(Dataset entries)
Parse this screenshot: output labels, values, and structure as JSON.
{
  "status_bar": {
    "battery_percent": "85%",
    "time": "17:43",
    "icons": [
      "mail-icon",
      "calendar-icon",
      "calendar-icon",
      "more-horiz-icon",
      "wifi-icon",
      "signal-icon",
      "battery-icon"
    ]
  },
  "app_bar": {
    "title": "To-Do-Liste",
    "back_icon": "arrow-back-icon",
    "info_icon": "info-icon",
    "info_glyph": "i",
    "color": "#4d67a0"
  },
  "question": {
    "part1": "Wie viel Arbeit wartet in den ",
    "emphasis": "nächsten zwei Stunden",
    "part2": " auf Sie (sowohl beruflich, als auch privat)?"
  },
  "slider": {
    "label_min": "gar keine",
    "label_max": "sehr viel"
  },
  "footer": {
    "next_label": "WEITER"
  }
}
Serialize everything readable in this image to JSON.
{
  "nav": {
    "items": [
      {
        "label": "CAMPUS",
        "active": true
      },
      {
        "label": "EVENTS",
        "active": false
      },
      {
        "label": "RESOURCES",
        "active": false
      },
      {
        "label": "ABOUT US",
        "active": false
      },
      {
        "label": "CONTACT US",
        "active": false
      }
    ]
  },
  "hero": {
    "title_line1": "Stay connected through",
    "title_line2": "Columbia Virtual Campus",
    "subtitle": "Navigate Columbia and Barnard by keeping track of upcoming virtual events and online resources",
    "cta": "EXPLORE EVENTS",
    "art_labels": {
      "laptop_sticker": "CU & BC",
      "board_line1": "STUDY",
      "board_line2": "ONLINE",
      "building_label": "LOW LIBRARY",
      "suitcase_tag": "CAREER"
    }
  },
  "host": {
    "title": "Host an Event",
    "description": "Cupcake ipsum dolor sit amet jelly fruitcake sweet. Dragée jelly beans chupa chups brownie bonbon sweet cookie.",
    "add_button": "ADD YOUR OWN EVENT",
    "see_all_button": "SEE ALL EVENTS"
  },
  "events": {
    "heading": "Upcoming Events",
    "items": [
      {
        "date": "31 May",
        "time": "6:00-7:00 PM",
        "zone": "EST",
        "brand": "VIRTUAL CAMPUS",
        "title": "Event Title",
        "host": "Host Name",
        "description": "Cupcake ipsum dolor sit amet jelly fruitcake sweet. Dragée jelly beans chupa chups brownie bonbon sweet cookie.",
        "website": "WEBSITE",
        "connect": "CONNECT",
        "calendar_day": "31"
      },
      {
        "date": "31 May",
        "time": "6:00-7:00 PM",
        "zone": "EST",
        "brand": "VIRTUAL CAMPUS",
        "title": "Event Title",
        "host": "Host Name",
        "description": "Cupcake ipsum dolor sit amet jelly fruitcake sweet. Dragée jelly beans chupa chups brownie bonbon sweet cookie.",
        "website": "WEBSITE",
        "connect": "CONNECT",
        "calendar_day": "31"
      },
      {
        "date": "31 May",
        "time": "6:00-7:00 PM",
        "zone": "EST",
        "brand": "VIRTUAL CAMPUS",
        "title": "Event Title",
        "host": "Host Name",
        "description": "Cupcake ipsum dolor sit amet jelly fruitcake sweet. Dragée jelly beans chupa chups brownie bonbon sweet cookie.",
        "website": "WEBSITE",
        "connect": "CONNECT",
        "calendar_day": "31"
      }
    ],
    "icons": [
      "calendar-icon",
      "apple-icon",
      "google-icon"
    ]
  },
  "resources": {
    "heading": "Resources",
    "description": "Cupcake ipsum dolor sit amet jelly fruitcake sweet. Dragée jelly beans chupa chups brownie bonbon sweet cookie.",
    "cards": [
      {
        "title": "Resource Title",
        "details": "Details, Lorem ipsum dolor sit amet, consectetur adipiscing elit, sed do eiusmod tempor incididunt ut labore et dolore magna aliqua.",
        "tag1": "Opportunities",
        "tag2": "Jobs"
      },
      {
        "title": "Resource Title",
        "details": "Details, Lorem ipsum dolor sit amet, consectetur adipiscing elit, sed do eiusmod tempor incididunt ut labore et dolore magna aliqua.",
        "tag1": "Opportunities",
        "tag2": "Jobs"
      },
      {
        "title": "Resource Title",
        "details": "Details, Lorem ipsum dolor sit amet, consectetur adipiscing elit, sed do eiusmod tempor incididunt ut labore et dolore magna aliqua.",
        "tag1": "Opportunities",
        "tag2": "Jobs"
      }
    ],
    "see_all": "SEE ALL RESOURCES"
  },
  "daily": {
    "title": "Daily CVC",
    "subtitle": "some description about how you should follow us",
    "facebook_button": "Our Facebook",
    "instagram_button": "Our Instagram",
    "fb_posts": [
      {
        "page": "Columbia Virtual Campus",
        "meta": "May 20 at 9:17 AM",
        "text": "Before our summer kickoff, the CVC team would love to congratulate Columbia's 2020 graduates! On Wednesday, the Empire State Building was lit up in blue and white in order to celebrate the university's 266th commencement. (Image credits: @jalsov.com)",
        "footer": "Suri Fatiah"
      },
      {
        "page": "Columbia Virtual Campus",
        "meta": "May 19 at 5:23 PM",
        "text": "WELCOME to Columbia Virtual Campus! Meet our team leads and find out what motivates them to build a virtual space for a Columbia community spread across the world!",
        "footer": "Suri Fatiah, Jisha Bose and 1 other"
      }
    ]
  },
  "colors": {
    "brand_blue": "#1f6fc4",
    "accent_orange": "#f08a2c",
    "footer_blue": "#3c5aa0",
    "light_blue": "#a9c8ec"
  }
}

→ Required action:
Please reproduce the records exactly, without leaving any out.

→ Task response:
Parse this screenshot: output labels, values, and structure as JSON.
{
  "status_bar": {
    "battery_percent": "85%",
    "time": "17:43",
    "icons": [
      "mail-icon",
      "calendar-icon",
      "calendar-icon",
      "more-horiz-icon",
      "wifi-icon",
      "signal-icon",
      "battery-icon"
    ]
  },
  "app_bar": {
    "title": "To-Do-Liste",
    "back_icon": "arrow-back-icon",
    "info_icon": "info-icon",
    "info_glyph": "i",
    "color": "#4d67a0"
  },
  "question": {
    "part1": "Wie viel Arbeit wartet in den ",
    "emphasis": "nächsten zwei Stunden",
    "part2": " auf Sie (sowohl beruflich, als auch privat)?"
  },
  "slider": {
    "label_min": "gar keine",
    "label_max": "sehr viel"
  },
  "footer": {
    "next_label": "WEITER"
  }
}
Serialize everything readable in this image to JSON.
{
  "nav": {
    "items": [
      {
        "label": "CAMPUS",
        "active": true
      },
      {
        "label": "EVENTS",
        "active": false
      },
      {
        "label": "RESOURCES",
        "active": false
      },
      {
        "label": "ABOUT US",
        "active": false
      },
      {
        "label": "CONTACT US",
        "active": false
      }
    ]
  },
  "hero": {
    "title_line1": "Stay connected through",
    "title_line2": "Columbia Virtual Campus",
    "subtitle": "Navigate Columbia and Barnard by keeping track of upcoming virtual events and online resources",
    "cta": "EXPLORE EVENTS",
    "art_labels": {
      "laptop_sticker": "CU & BC",
      "board_line1": "STUDY",
      "board_line2": "ONLINE",
      "building_label": "LOW LIBRARY",
      "suitcase_tag": "CAREER"
    }
  },
  "host": {
    "title": "Host an Event",
    "description": "Cupcake ipsum dolor sit amet jelly fruitcake sweet. Dragée jelly beans chupa chups brownie bonbon sweet cookie.",
    "add_button": "ADD YOUR OWN EVENT",
    "see_all_button": "SEE ALL EVENTS"
  },
  "events": {
    "heading": "Upcoming Events",
    "items": [
      {
        "date": "31 May",
        "time": "6:00-7:00 PM",
        "zone": "EST",
        "brand": "VIRTUAL CAMPUS",
        "title": "Event Title",
        "host": "Host Name",
        "description": "Cupcake ipsum dolor sit amet jelly fruitcake sweet. Dragée jelly beans chupa chups brownie bonbon sweet cookie.",
        "website": "WEBSITE",
        "connect": "CONNECT",
        "calendar_day": "31"
      },
      {
        "date": "31 May",
        "time": "6:00-7:00 PM",
        "zone": "EST",
        "brand": "VIRTUAL CAMPUS",
        "title": "Event Title",
        "host": "Host Name",
        "description": "Cupcake ipsum dolor sit amet jelly fruitcake sweet. Dragée jelly beans chupa chups brownie bonbon sweet cookie.",
        "website": "WEBSITE",
        "connect": "CONNECT",
        "calendar_day": "31"
      },
      {
        "date": "31 May",
        "time": "6:00-7:00 PM",
        "zone": "EST",
        "brand": "VIRTUAL CAMPUS",
        "title": "Event Title",
        "host": "Host Name",
        "description": "Cupcake ipsum dolor sit amet jelly fruitcake sweet. Dragée jelly beans chupa chups brownie bonbon sweet cookie.",
        "website": "WEBSITE",
        "connect": "CONNECT",
        "calendar_day": "31"
      }
    ],
    "icons": [
      "calendar-icon",
      "apple-icon",
      "google-icon"
    ]
  },
  "resources": {
    "heading": "Resources",
    "description": "Cupcake ipsum dolor sit amet jelly fruitcake sweet. Dragée jelly beans chupa chups brownie bonbon sweet cookie.",
    "cards": [
      {
        "title": "Resource Title",
        "details": "Details, Lorem ipsum dolor sit amet, consectetur adipiscing elit, sed do eiusmod tempor incididunt ut labore et dolore magna aliqua.",
        "tag1": "Opportunities",
        "tag2": "Jobs"
      },
      {
        "title": "Resource Title",
        "details": "Details, Lorem ipsum dolor sit amet, consectetur adipiscing elit, sed do eiusmod tempor incididunt ut labore et dolore magna aliqua.",
        "tag1": "Opportunities",
        "tag2": "Jobs"
      },
      {
        "title": "Resource Title",
        "details": "Details, Lorem ipsum dolor sit amet, consectetur adipiscing elit, sed do eiusmod tempor incididunt ut labore et dolore magna aliqua.",
        "tag1": "Opportunities",
        "tag2": "Jobs"
      }
    ],
    "see_all": "SEE ALL RESOURCES"
  },
  "daily": {
    "title": "Daily CVC",
    "subtitle": "some description about how you should follow us",
    "facebook_button": "Our Facebook",
    "instagram_button": "Our Instagram",
    "fb_posts": [
      {
        "page": "Columbia Virtual Campus",
        "meta": "May 20 at 9:17 AM",
        "text": "Before our summer kickoff, the CVC team would love to congratulate Columbia's 2020 graduates! On Wednesday, the Empire State Building was lit up in blue and white in order to celebrate the university's 266th commencement. (Image credits: @jalsov.com)",
        "footer": "Suri Fatiah"
      },
      {
        "page": "Columbia Virtual Campus",
        "meta": "May 19 at 5:23 PM",
        "text": "WELCOME to Columbia Virtual Campus! Meet our team leads and find out what motivates them to build a virtual space for a Columbia community spread across the world!",
        "footer": "Suri Fatiah, Jisha Bose and 1 other"
      }
    ]
  },
  "colors": {
    "brand_blue": "#1f6fc4",
    "accent_orange": "#f08a2c",
    "footer_blue": "#3c5aa0",
    "light_blue": "#a9c8ec"
  }
}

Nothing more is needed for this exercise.